- Records from a data source
+--
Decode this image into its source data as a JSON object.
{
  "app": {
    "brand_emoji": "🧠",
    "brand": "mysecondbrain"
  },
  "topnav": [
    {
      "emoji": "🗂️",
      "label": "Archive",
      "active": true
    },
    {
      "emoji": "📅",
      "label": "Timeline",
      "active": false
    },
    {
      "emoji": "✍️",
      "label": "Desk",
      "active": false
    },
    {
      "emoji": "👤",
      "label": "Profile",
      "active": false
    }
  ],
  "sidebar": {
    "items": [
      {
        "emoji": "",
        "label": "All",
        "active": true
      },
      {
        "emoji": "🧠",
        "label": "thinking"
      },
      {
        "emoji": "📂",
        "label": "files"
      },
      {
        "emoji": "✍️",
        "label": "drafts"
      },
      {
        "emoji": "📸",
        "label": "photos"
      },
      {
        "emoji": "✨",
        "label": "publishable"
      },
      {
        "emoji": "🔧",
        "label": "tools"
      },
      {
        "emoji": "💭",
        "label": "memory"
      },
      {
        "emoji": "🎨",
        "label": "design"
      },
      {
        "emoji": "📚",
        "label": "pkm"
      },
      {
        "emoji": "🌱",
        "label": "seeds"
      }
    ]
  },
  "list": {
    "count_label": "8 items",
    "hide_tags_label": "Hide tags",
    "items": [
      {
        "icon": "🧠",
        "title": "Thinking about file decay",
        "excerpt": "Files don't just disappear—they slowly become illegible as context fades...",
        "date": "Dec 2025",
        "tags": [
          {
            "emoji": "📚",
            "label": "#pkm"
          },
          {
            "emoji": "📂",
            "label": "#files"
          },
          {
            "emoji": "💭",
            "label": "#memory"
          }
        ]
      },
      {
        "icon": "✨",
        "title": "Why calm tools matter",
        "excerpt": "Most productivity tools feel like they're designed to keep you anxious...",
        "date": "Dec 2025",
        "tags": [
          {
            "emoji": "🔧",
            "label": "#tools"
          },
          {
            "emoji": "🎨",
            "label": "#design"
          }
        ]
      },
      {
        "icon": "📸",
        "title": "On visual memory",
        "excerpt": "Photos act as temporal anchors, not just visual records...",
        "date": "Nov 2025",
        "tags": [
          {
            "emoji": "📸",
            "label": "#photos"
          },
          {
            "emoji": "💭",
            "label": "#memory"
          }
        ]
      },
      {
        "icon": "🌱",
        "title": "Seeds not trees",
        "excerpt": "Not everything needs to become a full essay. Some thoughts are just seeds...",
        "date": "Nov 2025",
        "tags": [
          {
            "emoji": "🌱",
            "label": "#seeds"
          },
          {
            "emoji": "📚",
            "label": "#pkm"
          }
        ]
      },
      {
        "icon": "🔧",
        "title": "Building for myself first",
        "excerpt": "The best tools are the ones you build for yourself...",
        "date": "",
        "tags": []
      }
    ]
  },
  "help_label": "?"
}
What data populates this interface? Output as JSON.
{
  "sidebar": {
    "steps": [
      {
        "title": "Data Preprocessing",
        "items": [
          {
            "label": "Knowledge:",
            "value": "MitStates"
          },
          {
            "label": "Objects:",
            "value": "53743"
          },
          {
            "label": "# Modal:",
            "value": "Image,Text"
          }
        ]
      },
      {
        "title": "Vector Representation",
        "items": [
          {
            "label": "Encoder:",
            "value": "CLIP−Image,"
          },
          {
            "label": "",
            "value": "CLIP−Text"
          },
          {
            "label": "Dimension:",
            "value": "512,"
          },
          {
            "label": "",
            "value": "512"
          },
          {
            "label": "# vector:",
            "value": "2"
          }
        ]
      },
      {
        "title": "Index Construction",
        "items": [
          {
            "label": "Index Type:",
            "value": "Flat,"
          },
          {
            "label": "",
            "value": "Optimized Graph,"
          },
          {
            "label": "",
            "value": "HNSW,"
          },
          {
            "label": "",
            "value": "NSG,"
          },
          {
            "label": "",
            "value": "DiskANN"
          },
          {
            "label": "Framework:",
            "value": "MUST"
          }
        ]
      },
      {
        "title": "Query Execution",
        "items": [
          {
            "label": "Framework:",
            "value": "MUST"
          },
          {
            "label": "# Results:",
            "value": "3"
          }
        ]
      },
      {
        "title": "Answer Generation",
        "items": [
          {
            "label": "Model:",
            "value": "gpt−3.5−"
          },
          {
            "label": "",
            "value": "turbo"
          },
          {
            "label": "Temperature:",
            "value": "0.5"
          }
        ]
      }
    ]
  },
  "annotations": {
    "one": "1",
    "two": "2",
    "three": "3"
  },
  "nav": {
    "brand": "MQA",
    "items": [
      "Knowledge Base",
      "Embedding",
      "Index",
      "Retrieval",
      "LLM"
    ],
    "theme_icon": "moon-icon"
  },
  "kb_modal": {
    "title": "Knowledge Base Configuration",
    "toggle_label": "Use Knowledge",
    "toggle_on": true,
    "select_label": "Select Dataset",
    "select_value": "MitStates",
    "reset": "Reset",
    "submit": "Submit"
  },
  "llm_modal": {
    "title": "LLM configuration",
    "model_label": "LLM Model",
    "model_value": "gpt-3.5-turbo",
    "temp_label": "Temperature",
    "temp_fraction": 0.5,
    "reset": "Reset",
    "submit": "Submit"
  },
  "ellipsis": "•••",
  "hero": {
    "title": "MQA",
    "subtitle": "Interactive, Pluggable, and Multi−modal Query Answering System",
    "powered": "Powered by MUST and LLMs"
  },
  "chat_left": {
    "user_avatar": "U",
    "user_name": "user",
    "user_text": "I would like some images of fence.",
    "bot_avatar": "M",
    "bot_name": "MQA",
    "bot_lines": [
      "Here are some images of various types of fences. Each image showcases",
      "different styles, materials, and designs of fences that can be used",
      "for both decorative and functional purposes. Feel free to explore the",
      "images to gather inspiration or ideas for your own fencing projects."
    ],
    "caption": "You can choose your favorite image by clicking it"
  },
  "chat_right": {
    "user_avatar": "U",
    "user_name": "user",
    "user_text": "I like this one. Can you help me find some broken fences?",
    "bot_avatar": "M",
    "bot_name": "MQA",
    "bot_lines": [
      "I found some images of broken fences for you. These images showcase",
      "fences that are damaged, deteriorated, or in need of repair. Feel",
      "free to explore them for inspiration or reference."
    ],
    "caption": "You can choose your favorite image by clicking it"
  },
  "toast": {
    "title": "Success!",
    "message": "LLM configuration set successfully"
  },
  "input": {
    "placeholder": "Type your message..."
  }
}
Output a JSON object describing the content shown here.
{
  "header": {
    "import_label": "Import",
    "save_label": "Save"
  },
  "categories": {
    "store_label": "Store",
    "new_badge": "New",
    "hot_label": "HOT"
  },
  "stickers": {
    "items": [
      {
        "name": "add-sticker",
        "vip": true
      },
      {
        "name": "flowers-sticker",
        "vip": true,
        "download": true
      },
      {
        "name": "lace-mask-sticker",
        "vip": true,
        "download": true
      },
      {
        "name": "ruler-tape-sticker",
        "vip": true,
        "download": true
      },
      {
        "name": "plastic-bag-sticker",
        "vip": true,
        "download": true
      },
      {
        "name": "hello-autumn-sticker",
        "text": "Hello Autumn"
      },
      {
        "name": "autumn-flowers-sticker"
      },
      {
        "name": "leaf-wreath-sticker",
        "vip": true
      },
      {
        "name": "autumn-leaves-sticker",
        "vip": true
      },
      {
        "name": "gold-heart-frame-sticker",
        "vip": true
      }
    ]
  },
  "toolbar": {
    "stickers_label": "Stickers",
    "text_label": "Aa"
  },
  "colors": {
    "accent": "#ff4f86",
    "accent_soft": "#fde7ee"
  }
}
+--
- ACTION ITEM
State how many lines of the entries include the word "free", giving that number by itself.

- WRITTEN ANSWER
2